By 30 July, the Austrian army had advanced almost twenty miles (roughly 32 kilometers) into Servia, and was making its way to Belgrade, the capital city of Servia. Artillery battles were underway between the two forces. At this point, the hope that mediation between Austria and Servia would prevent an Austro-Serbian war was gone.
It was evident that the war between Austria and Servia would continue, although it was not known for how long. Delegates turned their attention to Germany, waiting for her decision on whether or not she would enter the war, or guide Austria towards peace. The gravest fear was that all of Europe would be pulled into a general war. Internationally, it was known that the full mobilization of Germany or Russia would cause a ripple effect through Europe. If Germany came to the aid of Austria, then France would help her Russian ally. Next, Italy would provide assistance to Germany and Austria because of their Triple Alliance. Great Britain would then be forced to join the conflict, as she was the third member of the Triple Entente, her alliance with Russia and France. This would result in a war that involved the six most powerful nations in Europe.

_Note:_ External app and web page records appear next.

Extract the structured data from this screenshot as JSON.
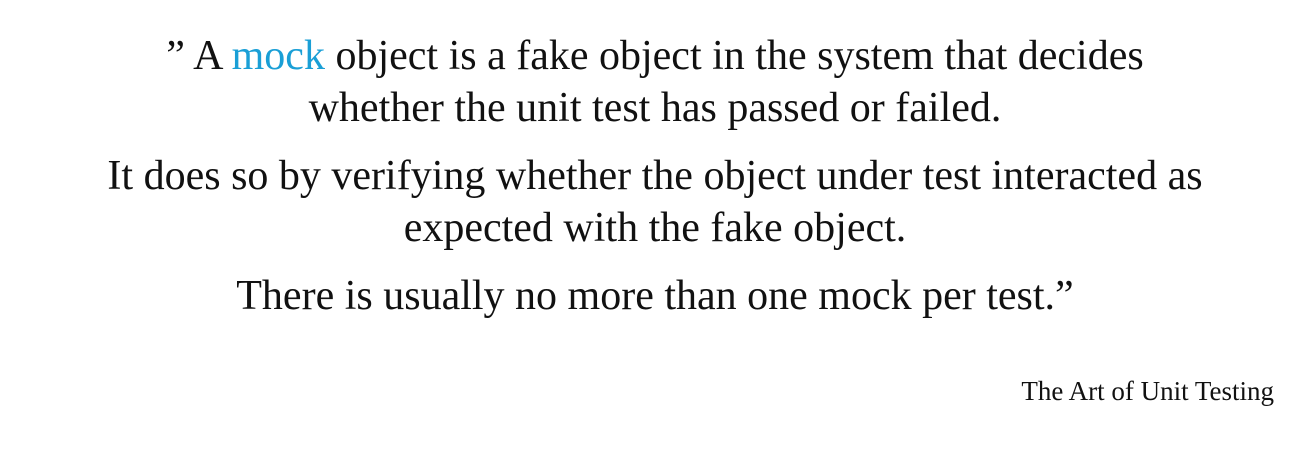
{
  "quote": {
    "paragraph1": {
      "open_mark": "” A ",
      "highlight": "mock",
      "rest_line1": " object is a fake object in the system that decides",
      "line2": "whether the unit test has passed or failed."
    },
    "paragraph2": {
      "line1": "It does so by verifying whether the object under test interacted as",
      "line2": "expected with the fake object."
    },
    "paragraph3": {
      "line1": "There is usually no more than one mock per test.”"
    }
  },
  "source": "The Art of Unit Testing",
  "colors": {
    "highlight": "#1a9fd6",
    "text": "#111111",
    "background": "#ffffff"
  }
}
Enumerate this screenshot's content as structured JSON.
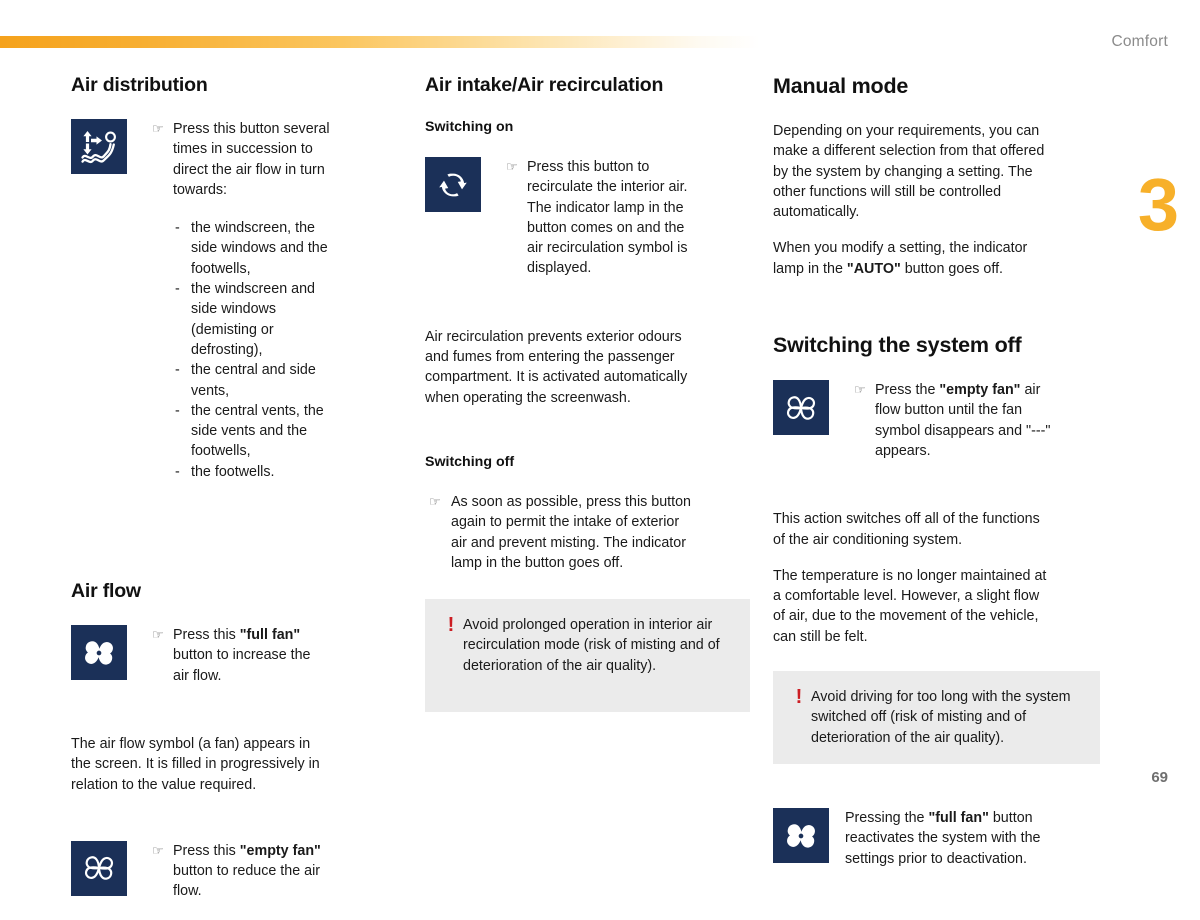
{
  "header": {
    "title": "Comfort",
    "band_color_start": "#f5a21c",
    "band_color_end": "#ffffff"
  },
  "chapter": {
    "number": "3",
    "color": "#f7b02a"
  },
  "page": {
    "number": "69"
  },
  "icon_panel_color": "#1b3058",
  "warning_color": "#cc1d23",
  "warning_bg": "#ebebeb",
  "hand_glyph": "☞",
  "column1": {
    "air_distribution": {
      "title": "Air distribution",
      "icon_name": "air-distribution-icon",
      "instruction": "Press this button several times in succession to direct the air flow in turn towards:",
      "bullets": [
        "the windscreen, the side windows and the footwells,",
        "the windscreen and side windows (demisting or defrosting),",
        "the central and side vents,",
        "the central vents, the side vents and the footwells,",
        "the footwells."
      ]
    },
    "air_flow": {
      "title": "Air flow",
      "full_fan_icon_name": "full-fan-icon",
      "full_fan_text_pre": "Press this ",
      "full_fan_text_bold": "\"full fan\"",
      "full_fan_text_post": " button to increase the air flow.",
      "paragraph": "The air flow symbol (a fan) appears in the screen. It is filled in progressively in relation to the value required.",
      "empty_fan_icon_name": "empty-fan-icon",
      "empty_fan_text_pre": "Press this ",
      "empty_fan_text_bold": "\"empty fan\"",
      "empty_fan_text_post": " button to reduce the air flow."
    }
  },
  "column2": {
    "air_intake": {
      "title": "Air intake/Air recirculation",
      "switching_on_label": "Switching on",
      "recirculation_icon_name": "air-recirculation-icon",
      "switching_on_text": "Press this button to recirculate the interior air. The indicator lamp in the button comes on and the air recirculation symbol is displayed.",
      "paragraph": "Air recirculation prevents exterior odours and fumes from entering the passenger compartment. It is activated automatically when operating the screenwash.",
      "switching_off_label": "Switching off",
      "switching_off_text": "As soon as possible, press this button again to permit the intake of exterior air and prevent misting. The indicator lamp in the button goes off.",
      "warning": "Avoid prolonged operation in interior air recirculation mode (risk of misting and of deterioration of the air quality)."
    }
  },
  "column3": {
    "manual_mode": {
      "title": "Manual mode",
      "paragraph1": "Depending on your requirements, you can make a different selection from that offered by the system by changing a setting. The other functions will still be controlled automatically.",
      "paragraph2_pre": "When you modify a setting, the indicator lamp in the ",
      "paragraph2_bold": "\"AUTO\"",
      "paragraph2_post": " button goes off."
    },
    "switching_off": {
      "title": "Switching the system off",
      "empty_fan_icon_name": "empty-fan-icon",
      "instruction_pre": "Press the ",
      "instruction_bold": "\"empty fan\"",
      "instruction_post": " air flow button until the fan symbol disappears and \"---\" appears.",
      "paragraph": "This action switches off all of the functions of the air conditioning system.\nThe temperature is no longer maintained at a comfortable level. However, a slight flow of air, due to the movement of the vehicle, can still be felt.",
      "paragraph_line1": "This action switches off all of the functions of the air conditioning system.",
      "paragraph_line2": "The temperature is no longer maintained at a comfortable level. However, a slight flow of air, due to the movement of the vehicle, can still be felt.",
      "warning": "Avoid driving for too long with the system switched off (risk of misting and of deterioration of the air quality).",
      "reactivate_icon_name": "full-fan-icon",
      "reactivate_pre": "Pressing the ",
      "reactivate_bold": "\"full fan\"",
      "reactivate_post": " button reactivates the system with the settings prior to deactivation."
    }
  }
}
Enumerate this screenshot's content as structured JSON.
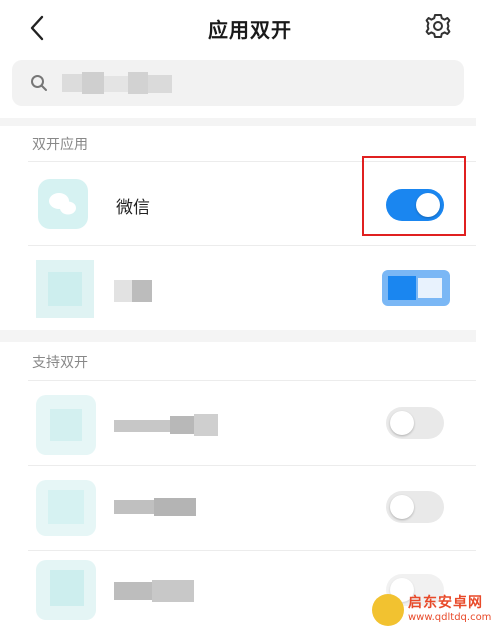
{
  "header": {
    "title": "应用双开",
    "back_icon": "chevron-left-icon",
    "settings_icon": "gear-icon"
  },
  "search": {
    "icon": "search-icon",
    "value": ""
  },
  "sections": {
    "dual_apps": {
      "title": "双开应用",
      "items": [
        {
          "name": "微信",
          "enabled": true
        },
        {
          "name": "",
          "enabled": true
        }
      ]
    },
    "supported": {
      "title": "支持双开",
      "items": [
        {
          "name": "",
          "enabled": false
        },
        {
          "name": "",
          "enabled": false
        },
        {
          "name": "",
          "enabled": false
        }
      ]
    }
  },
  "watermark": {
    "text": "启东安卓网",
    "url": "www.qdltdq.com"
  },
  "colors": {
    "toggle_on": "#1a86f0",
    "toggle_off": "#e9e9e9",
    "highlight": "#e02020",
    "app_icon": "#d4f1f1"
  }
}
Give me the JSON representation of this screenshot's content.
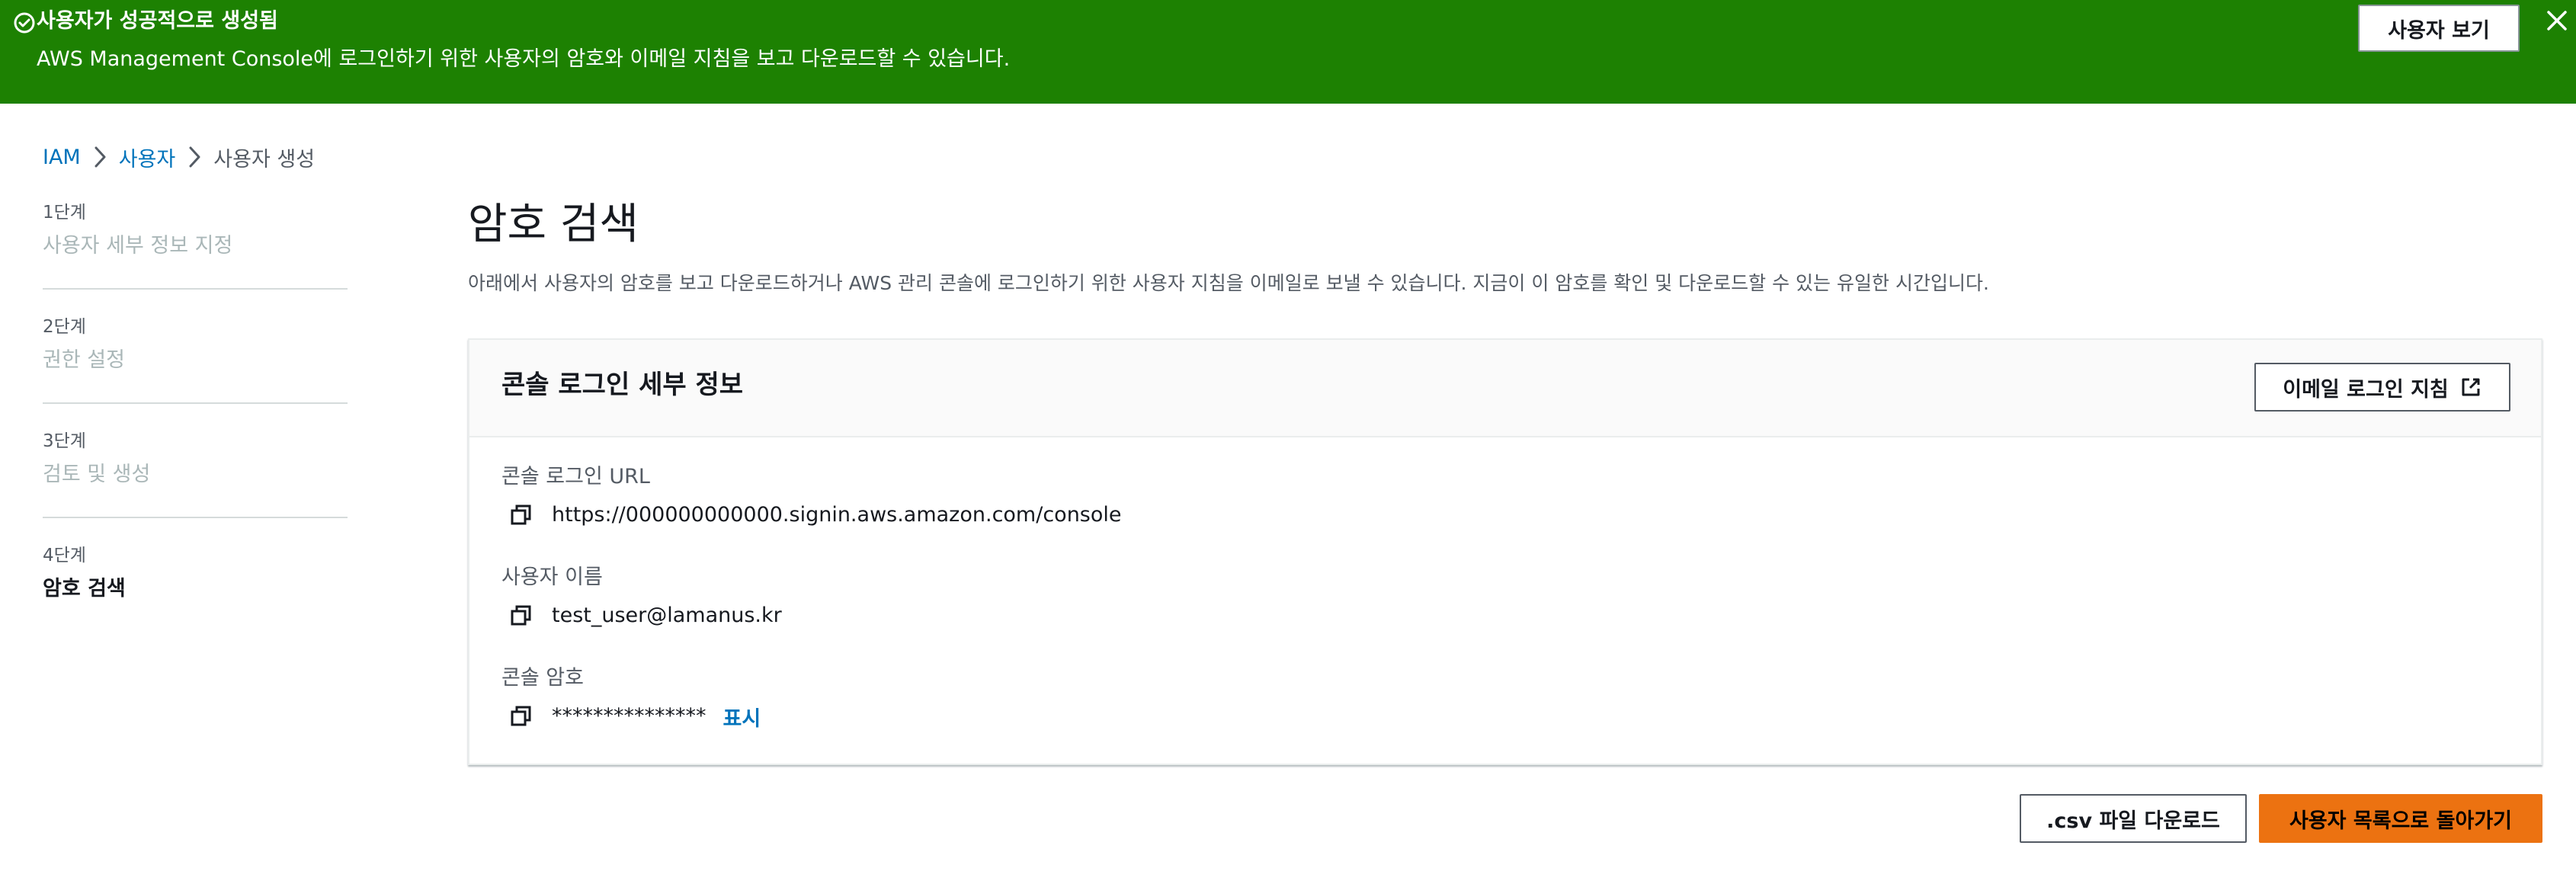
{
  "flash": {
    "title": "사용자가 성공적으로 생성됨",
    "description": "AWS Management Console에 로그인하기 위한 사용자의 암호와 이메일 지침을 보고 다운로드할 수 있습니다.",
    "view_user_label": "사용자 보기",
    "icon": "success-check-icon",
    "close_icon": "close-icon",
    "color": "#1d8102"
  },
  "breadcrumb": [
    {
      "label": "IAM",
      "link": true
    },
    {
      "label": "사용자",
      "link": true
    },
    {
      "label": "사용자 생성",
      "link": false
    }
  ],
  "steps": [
    {
      "number": "1단계",
      "name": "사용자 세부 정보 지정",
      "active": false
    },
    {
      "number": "2단계",
      "name": "권한 설정",
      "active": false
    },
    {
      "number": "3단계",
      "name": "검토 및 생성",
      "active": false
    },
    {
      "number": "4단계",
      "name": "암호 검색",
      "active": true
    }
  ],
  "main": {
    "title": "암호 검색",
    "description": "아래에서 사용자의 암호를 보고 다운로드하거나 AWS 관리 콘솔에 로그인하기 위한 사용자 지침을 이메일로 보낼 수 있습니다. 지금이 이 암호를 확인 및 다운로드할 수 있는 유일한 시간입니다."
  },
  "login_details": {
    "header": "콘솔 로그인 세부 정보",
    "email_button_label": "이메일 로그인 지침",
    "email_button_icon": "external-link-icon",
    "url_label": "콘솔 로그인 URL",
    "url_value": "https://000000000000.signin.aws.amazon.com/console",
    "username_label": "사용자 이름",
    "username_value": "test_user@lamanus.kr",
    "password_label": "콘솔 암호",
    "password_value": "***************",
    "show_label": "표시",
    "copy_icon": "copy-icon"
  },
  "footer": {
    "csv_label": ".csv 파일 다운로드",
    "back_label": "사용자 목록으로 돌아가기",
    "primary_color": "#ec7211"
  }
}
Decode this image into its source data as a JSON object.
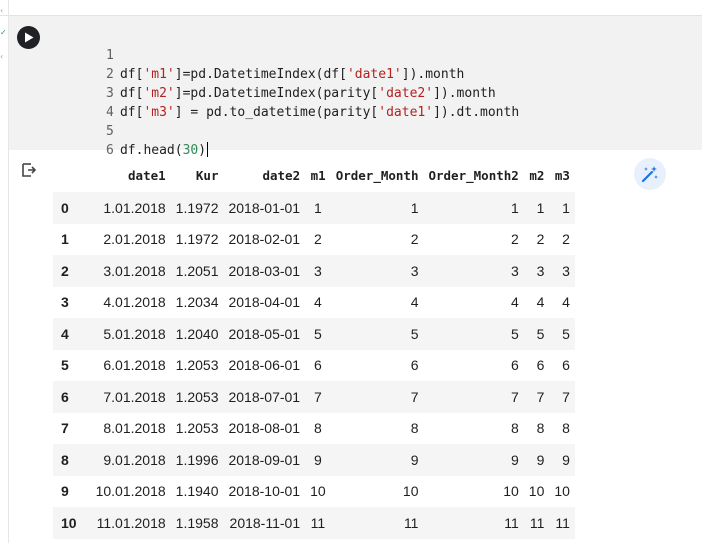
{
  "code_cell": {
    "lines": [
      {
        "n": "1",
        "text": ""
      },
      {
        "n": "2",
        "text": "df['m1']=pd.DatetimeIndex(df['date1']).month"
      },
      {
        "n": "3",
        "text": "df['m2']=pd.DatetimeIndex(parity['date2']).month"
      },
      {
        "n": "4",
        "text": "df['m3'] = pd.to_datetime(parity['date1']).dt.month"
      },
      {
        "n": "5",
        "text": ""
      },
      {
        "n": "6",
        "text": "df.head(30)"
      }
    ]
  },
  "output": {
    "columns": [
      "",
      "date1",
      "Kur",
      "date2",
      "m1",
      "Order_Month",
      "Order_Month2",
      "m2",
      "m3"
    ],
    "rows": [
      [
        "0",
        "1.01.2018",
        "1.1972",
        "2018-01-01",
        "1",
        "1",
        "1",
        "1",
        "1"
      ],
      [
        "1",
        "2.01.2018",
        "1.1972",
        "2018-02-01",
        "2",
        "2",
        "2",
        "2",
        "2"
      ],
      [
        "2",
        "3.01.2018",
        "1.2051",
        "2018-03-01",
        "3",
        "3",
        "3",
        "3",
        "3"
      ],
      [
        "3",
        "4.01.2018",
        "1.2034",
        "2018-04-01",
        "4",
        "4",
        "4",
        "4",
        "4"
      ],
      [
        "4",
        "5.01.2018",
        "1.2040",
        "2018-05-01",
        "5",
        "5",
        "5",
        "5",
        "5"
      ],
      [
        "5",
        "6.01.2018",
        "1.2053",
        "2018-06-01",
        "6",
        "6",
        "6",
        "6",
        "6"
      ],
      [
        "6",
        "7.01.2018",
        "1.2053",
        "2018-07-01",
        "7",
        "7",
        "7",
        "7",
        "7"
      ],
      [
        "7",
        "8.01.2018",
        "1.2053",
        "2018-08-01",
        "8",
        "8",
        "8",
        "8",
        "8"
      ],
      [
        "8",
        "9.01.2018",
        "1.1996",
        "2018-09-01",
        "9",
        "9",
        "9",
        "9",
        "9"
      ],
      [
        "9",
        "10.01.2018",
        "1.1940",
        "2018-10-01",
        "10",
        "10",
        "10",
        "10",
        "10"
      ],
      [
        "10",
        "11.01.2018",
        "1.1958",
        "2018-11-01",
        "11",
        "11",
        "11",
        "11",
        "11"
      ]
    ]
  },
  "icons": {
    "run": "play-icon",
    "output": "output-arrow-icon",
    "magic": "magic-wand-icon"
  },
  "colors": {
    "cell_bg": "#f2f2f2",
    "string": "#b22222",
    "number": "#2e8b57",
    "stripe": "#f5f5f5",
    "magic_bg": "#e8f0fe",
    "magic_fg": "#1a73e8"
  }
}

(“Serbian Troops Along Danube Put up Stubborn Defence Against Invaders,” Berlin Daily Telegraph, 29 July 1914; “The European War Cloud,” Berlin Daily Telegraph, 31 July 1914; Photo Origin: London Free Press, 28 July 1914.)